Check Your Prescription: Can't find what you're looking for? This drug is available in both prescription and non-prescription versions. Learn More
Dr. Sharon Orrange - July 31, 2018
If you’ve noticed you are sweating more than usual—not just on your palms and soles, but all over—take a look at your medication list. The new occurrence of excess sweating everywhere on your body can be a result of many causes including diabetes, thyroid disease and infection, so it requires a careful evaluation by your doctor—but medications are a common offender.
Dr. Sharon Orrange - July 23, 2018
Can I just change my proton-pump inhibitor? That’s a question patients with acid reflux and heartburn ask me all the time. Whether for insurance purposes, cost, or ease of refilling, can you just switch from one proton-pump inhibitor to another?
Proton-pump inhibitors (PPIs) like esomeprazole (Nexium), pantoprazole (Protonix), omeprazole (Prilosec) and lansoprazole (Prevacid) are commonly used to treat acid reflux (GERD), acid regurgitation and heartburn. See More
Tori Marsh - June 13, 2018
Patients often turn to generic medications for cheaper alternatives to brand-name drugs, but over the past couple years, prices for generics have increased substantially, and some of the most expensive generic medications run above $100 for a month’s supply. Every year, people are paying more for them despite insurance coverage due to high deductibles and formulary changes.
Tori Marsh - June 13, 2018
To control drug costs and reduce the use of expensive medications, insurers have long relied on step therapy, a restriction on insurance coverage that requires patients to prove that less-expensive drugs are ineffective before getting coverage for a more expensive, higher-tier drug. Step therapy is another form of a prior authorization, but many argue that step therapy undermines the patient’s health and prevents them from accessing appropriate treatment. See More
Roni Shye - May 16, 2018
Infants are exposed to germs that their newly developing immune system often cannot fight off on its own. In order to treat those nasty infections, many pediatricians will prescribe your child an oral antibiotic. But are these medications safe?
Although these antibiotics have their benefits, there may also be some downsides to their usage. Recently, results posted in The Journal of the American Medical Association (JAMA) show that using acid-suppressive medications and antibiotics in infants could increase the risk of potential allergies later in childhood. See More
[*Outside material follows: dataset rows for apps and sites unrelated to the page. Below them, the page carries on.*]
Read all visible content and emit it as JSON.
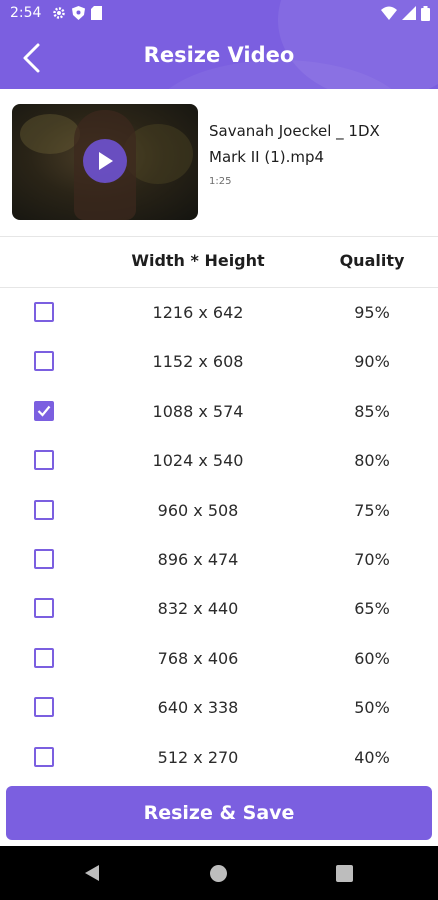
{
  "status_bar": {
    "time": "2:54"
  },
  "header": {
    "title": "Resize Video"
  },
  "video": {
    "name": "Savanah Joeckel _ 1DX Mark II (1).mp4",
    "duration": "1:25"
  },
  "table": {
    "headers": {
      "size": "Width * Height",
      "quality": "Quality"
    },
    "rows": [
      {
        "size": "1216 x 642",
        "quality": "95%",
        "checked": false
      },
      {
        "size": "1152 x 608",
        "quality": "90%",
        "checked": false
      },
      {
        "size": "1088 x 574",
        "quality": "85%",
        "checked": true
      },
      {
        "size": "1024 x 540",
        "quality": "80%",
        "checked": false
      },
      {
        "size": "960 x 508",
        "quality": "75%",
        "checked": false
      },
      {
        "size": "896 x 474",
        "quality": "70%",
        "checked": false
      },
      {
        "size": "832 x 440",
        "quality": "65%",
        "checked": false
      },
      {
        "size": "768 x 406",
        "quality": "60%",
        "checked": false
      },
      {
        "size": "640 x 338",
        "quality": "50%",
        "checked": false
      },
      {
        "size": "512 x 270",
        "quality": "40%",
        "checked": false
      }
    ]
  },
  "actions": {
    "save_label": "Resize & Save"
  },
  "colors": {
    "accent": "#7b5fe0"
  }
}
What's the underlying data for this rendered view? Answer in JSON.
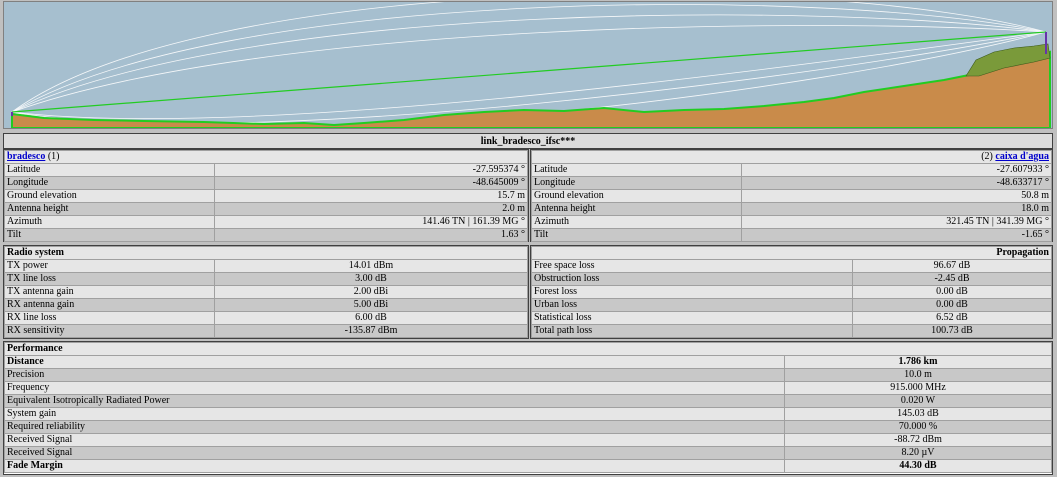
{
  "link_title": "link_bradesco_ifsc***",
  "site_a": {
    "name": "bradesco",
    "index": "(1)",
    "rows": [
      {
        "label": "Latitude",
        "value": "-27.595374 °"
      },
      {
        "label": "Longitude",
        "value": "-48.645009 °"
      },
      {
        "label": "Ground elevation",
        "value": "15.7 m"
      },
      {
        "label": "Antenna height",
        "value": "2.0 m"
      },
      {
        "label": "Azimuth",
        "value": "141.46 TN | 161.39 MG °"
      },
      {
        "label": "Tilt",
        "value": "1.63 °"
      }
    ]
  },
  "site_b": {
    "name": "caixa d'agua",
    "index": "(2)",
    "rows": [
      {
        "label": "Latitude",
        "value": "-27.607933 °"
      },
      {
        "label": "Longitude",
        "value": "-48.633717 °"
      },
      {
        "label": "Ground elevation",
        "value": "50.8 m"
      },
      {
        "label": "Antenna height",
        "value": "18.0 m"
      },
      {
        "label": "Azimuth",
        "value": "321.45 TN | 341.39 MG °"
      },
      {
        "label": "Tilt",
        "value": "-1.65 °"
      }
    ]
  },
  "radio": {
    "heading": "Radio system",
    "rows": [
      {
        "label": "TX power",
        "value": "14.01 dBm"
      },
      {
        "label": "TX line loss",
        "value": "3.00 dB"
      },
      {
        "label": "TX antenna gain",
        "value": "2.00 dBi"
      },
      {
        "label": "RX antenna gain",
        "value": "5.00 dBi"
      },
      {
        "label": "RX line loss",
        "value": "6.00 dB"
      },
      {
        "label": "RX sensitivity",
        "value": "-135.87 dBm"
      }
    ]
  },
  "propagation": {
    "heading": "Propagation",
    "rows": [
      {
        "label": "Free space loss",
        "value": "96.67 dB"
      },
      {
        "label": "Obstruction loss",
        "value": "-2.45 dB"
      },
      {
        "label": "Forest loss",
        "value": "0.00 dB"
      },
      {
        "label": "Urban loss",
        "value": "0.00 dB"
      },
      {
        "label": "Statistical loss",
        "value": "6.52 dB"
      },
      {
        "label": "Total path loss",
        "value": "100.73 dB"
      }
    ]
  },
  "performance": {
    "heading": "Performance",
    "rows": [
      {
        "label": "Distance",
        "value": "1.786 km",
        "bold": true
      },
      {
        "label": "Precision",
        "value": "10.0 m"
      },
      {
        "label": "Frequency",
        "value": "915.000 MHz"
      },
      {
        "label": "Equivalent Isotropically Radiated Power",
        "value": "0.020 W"
      },
      {
        "label": "System gain",
        "value": "145.03 dB"
      },
      {
        "label": "Required reliability",
        "value": "70.000 %"
      },
      {
        "label": "Received Signal",
        "value": "-88.72 dBm"
      },
      {
        "label": "Received Signal",
        "value": "8.20 µV"
      },
      {
        "label": "Fade Margin",
        "value": "44.30 dB",
        "bold": true
      }
    ]
  },
  "colors": {
    "sky": "#a6bfcf",
    "terrain": "#c98b4a",
    "terrain_edge": "#22cc22",
    "los": "#22cc22",
    "fresnel": "#ffffff",
    "forest": "#7a9a3a"
  }
}
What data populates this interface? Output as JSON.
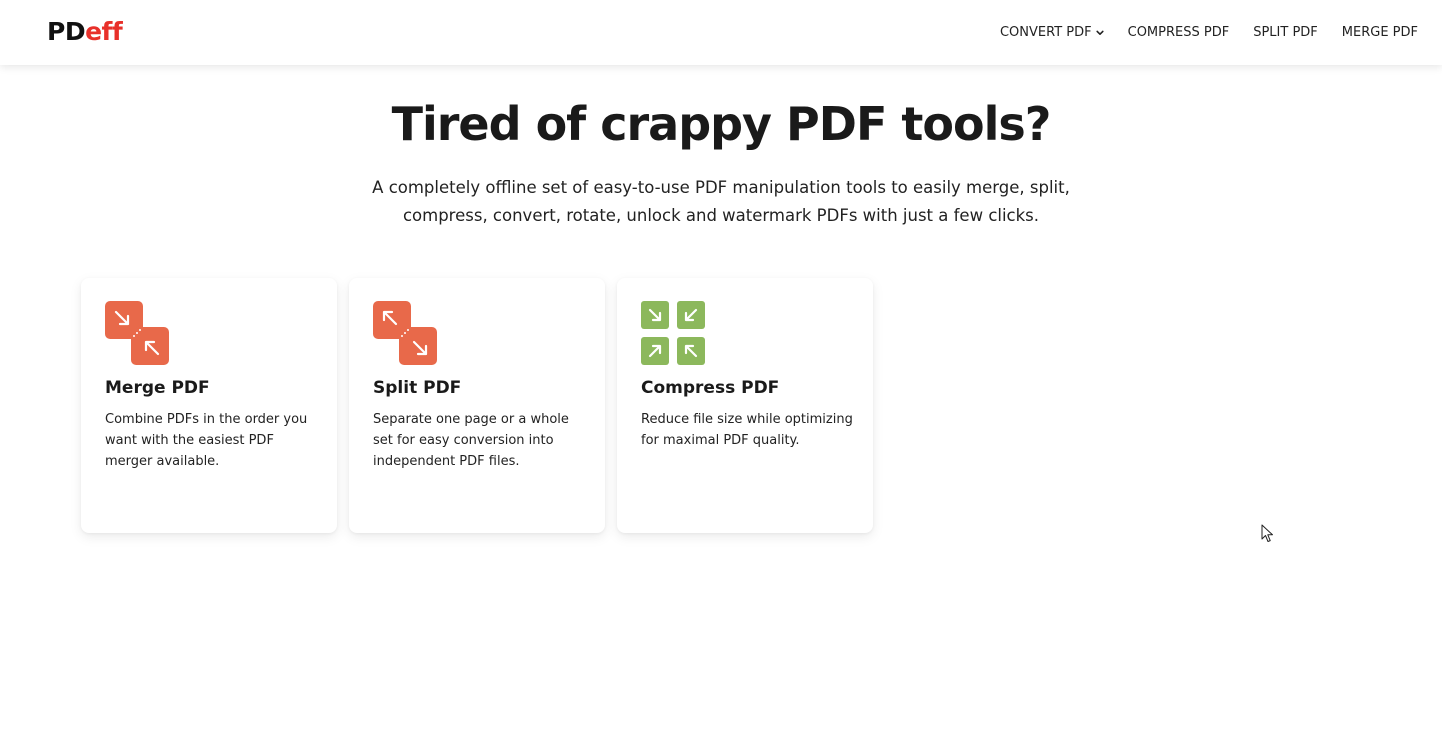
{
  "header": {
    "logo_main": "PD",
    "logo_accent": "eff",
    "nav": [
      {
        "label": "CONVERT PDF",
        "has_dropdown": true
      },
      {
        "label": "COMPRESS PDF"
      },
      {
        "label": "SPLIT PDF"
      },
      {
        "label": "MERGE PDF"
      }
    ]
  },
  "hero": {
    "title": "Tired of crappy PDF tools?",
    "subtitle": "A completely offline set of easy-to-use PDF manipulation tools to easily merge, split, compress, convert, rotate, unlock and watermark PDFs with just a few clicks."
  },
  "tools": [
    {
      "title": "Merge PDF",
      "description": "Combine PDFs in the order you want with the easiest PDF merger available.",
      "icon": "merge-icon",
      "color": "#e8694a"
    },
    {
      "title": "Split PDF",
      "description": "Separate one page or a whole set for easy conversion into independent PDF files.",
      "icon": "split-icon",
      "color": "#e8694a"
    },
    {
      "title": "Compress PDF",
      "description": "Reduce file size while optimizing for maximal PDF quality.",
      "icon": "compress-icon",
      "color": "#8cb85c"
    }
  ],
  "colors": {
    "brand_accent": "#e8302a",
    "tool_orange": "#e8694a",
    "tool_green": "#8cb85c"
  }
}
Katie Mui - May 11, 2018
We often hear from people who are using GoodRx to not only on their own medications, but on their family’s too. Here’s a look at some of those stories.
When Donna went to her pharmacy to refill her levothyroxine (Synthroid) earlier this year, she was surprised to see the price had doubled. Hoping to find a coupon for it, she opened the GoodRx app on her phone and saw our blog post about the price increase. See More
Dr. Sharon Orrange - April 23, 2018
You just took a urine pregnancy test and it’s positive, what should you do now? As a primary care doctor, many patients contact me before they’ve picked out an OB/GYN. The news of a positive test is an exciting time that often sends patients into a panic about what they should and shouldn’t be doing.
Here are the questions I’m asked all the time.
My urine test was positive. Do I need a blood test?
Generally, the urine tests are accurate enough to eliminate the need for a blood test. See More
Dr. Sharon Orrange - November 06, 2017
Most diarrhea will resolve within 24 to 48 hours—if it’s caused by viral gastroenteritis (a stomach bug) or food borne illness. If your diarrhea is hanging on and not resolving, take a look at your medications. It can be challenging to identify which medication may be causing drug-induced diarrhea, especially if you’re taking multiple medications. Here are some well-known offenders commonly associated with drug-induced diarrhea. See More
Elizabeth Davis - August 22, 2017
If you’ve got health insurance, now’s a good time to be paying attention. Each year, prescription coverage – the “formulary” – changes, and yours will likely be changing in 2018.
Express Scripts and Caremark, companies that handle pharmacy benefits for more than 200 million Americans, are removing more than 80 prescription medications from their formularies at the end of 2017. See More
Dr. Sharon Orrange - March 16, 2017
Many of you don’t want to rely solely on medications for heartburn and reflux symptoms. While proton pump inhibitors—omeprazole (Prilosec), pantoprazole (Protonix), esomeprazole (Nexium)—and H2 blockers—Zantac, Tagamet, Pepcid—do work, there may be downsides to long term use.
Lifestyle changes are a must: limit acidic foods, eat smaller meals, avoid late night eating, keep the head of your bed elevated—but is there anything else you can take for heartburn and reflux? Here are ten common complementary and alternative therapies used for heartburn and gastroesophageal reflux:
- Probiotic supplements. See More